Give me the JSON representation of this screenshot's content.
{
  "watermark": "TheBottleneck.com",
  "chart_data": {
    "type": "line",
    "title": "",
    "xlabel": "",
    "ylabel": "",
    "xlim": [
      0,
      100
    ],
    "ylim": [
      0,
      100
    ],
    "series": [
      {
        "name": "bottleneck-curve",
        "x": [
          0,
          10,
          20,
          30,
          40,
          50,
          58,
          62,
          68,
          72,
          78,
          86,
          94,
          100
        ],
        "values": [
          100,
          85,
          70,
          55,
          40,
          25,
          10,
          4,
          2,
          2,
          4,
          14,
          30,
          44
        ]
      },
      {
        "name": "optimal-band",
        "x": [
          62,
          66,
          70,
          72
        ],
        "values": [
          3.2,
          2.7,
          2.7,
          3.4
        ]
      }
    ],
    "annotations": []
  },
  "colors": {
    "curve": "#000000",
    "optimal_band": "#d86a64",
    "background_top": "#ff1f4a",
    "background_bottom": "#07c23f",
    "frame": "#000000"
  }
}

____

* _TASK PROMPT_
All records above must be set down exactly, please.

* _SOLUTION TO THE EXERCISE_
Give me the JSON representation of this screenshot's content.
{
  "watermark": "TheBottleneck.com",
  "chart_data": {
    "type": "line",
    "title": "",
    "xlabel": "",
    "ylabel": "",
    "xlim": [
      0,
      100
    ],
    "ylim": [
      0,
      100
    ],
    "series": [
      {
        "name": "bottleneck-curve",
        "x": [
          0,
          10,
          20,
          30,
          40,
          50,
          58,
          62,
          68,
          72,
          78,
          86,
          94,
          100
        ],
        "values": [
          100,
          85,
          70,
          55,
          40,
          25,
          10,
          4,
          2,
          2,
          4,
          14,
          30,
          44
        ]
      },
      {
        "name": "optimal-band",
        "x": [
          62,
          66,
          70,
          72
        ],
        "values": [
          3.2,
          2.7,
          2.7,
          3.4
        ]
      }
    ],
    "annotations": []
  },
  "colors": {
    "curve": "#000000",
    "optimal_band": "#d86a64",
    "background_top": "#ff1f4a",
    "background_bottom": "#07c23f",
    "frame": "#000000"
  }
}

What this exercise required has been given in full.